BYRON – A large pickup truck was pulled out of the mud on Dingle Hill Road last weekend, one of many that could suffer the same fate.

The mud is worse than usual this year, perhaps because of the depth of it, prompting selectmen to ban all travel on a section of Dingle Hill Road to Weld, and the Garland Pond Road to the Roxbury town line.

Melissa Plourde, the town’s treasurer and tax collector, said barriers have been set up to prevent drivers from trying to drive through.

“People are tearing up the dirt roads that were plowed this year. They are now very muddy. People should stay off them,” she said.

Usually these roads are closed during the winter because they are not plowed. But this year, logging companies kept them plowed and opened so they could haul out wood.

“We want people to respect the town and not use these roads,” she said.

The ban will be in effect until the frost is out. A public notice will announce when they can be used again.


Surveys ask town
resident for ideas

HANOVER – More than 100 households received surveys this week asking them what they like about their small town, and what they’d like to see happen in the next five to 10 years.

The survey, which came complete with self-addressed, stamped envelopes, is the first step in the town’s development of a new comprehensive plan.

The last time the planning document was written was in 1974, and many things have changed since then.
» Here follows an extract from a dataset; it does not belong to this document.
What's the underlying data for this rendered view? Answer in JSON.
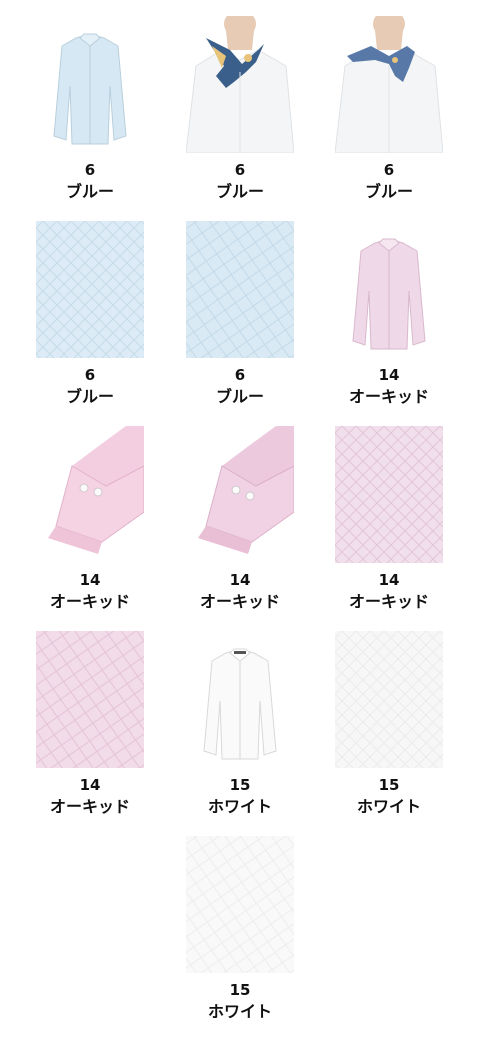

Another 150 surveys will be sent to seasonal residents next week.

Town Clerk Clem Worcester said selectmen would like to see the surveys returned before their next board meeting April 21.

Androscoggin Valley Council of Governments’ John Maloney will review the survey responses soon after selectmen take a look at them.

Maloney is also expected to begin working with the town’s soon-to-be-organized Comprehensive Plan Committee.



CARTHAGE – Nearly 20 people dropped into the town office Tuesday afternoon to declare changes in their properties during the town’s annual doomsday session.

Selectman Steve Brown said several new houses are under construction, as are a few new camps.

Some just dropped in to say that no changes had been made to their homes, or to register their vehicles.

Brown said the number of new homes and camps seems to have risen over the past year or so, largely due to more land opened up for private sale. Large tracts of land had until recently been owned by wood-related companies.

The town’s three selectmen will take a look at nearly all the properties in town later in the year as they usually do.

The process is needed just prior to setting the tax rate.

In another matter, Brown said the annual audit has been completed, meaning that the town meeting will be held soon after the auditor returns his report.

The annual event usually takes place in March. But because the audit was completed late, the town meeting will be held later in April.

Only subscribers are eligible to post comments. Please subscribe or login first for digital access. Here’s why.

Use the form below to reset your password. When you've submitted your account email, we will send an email with a reset code.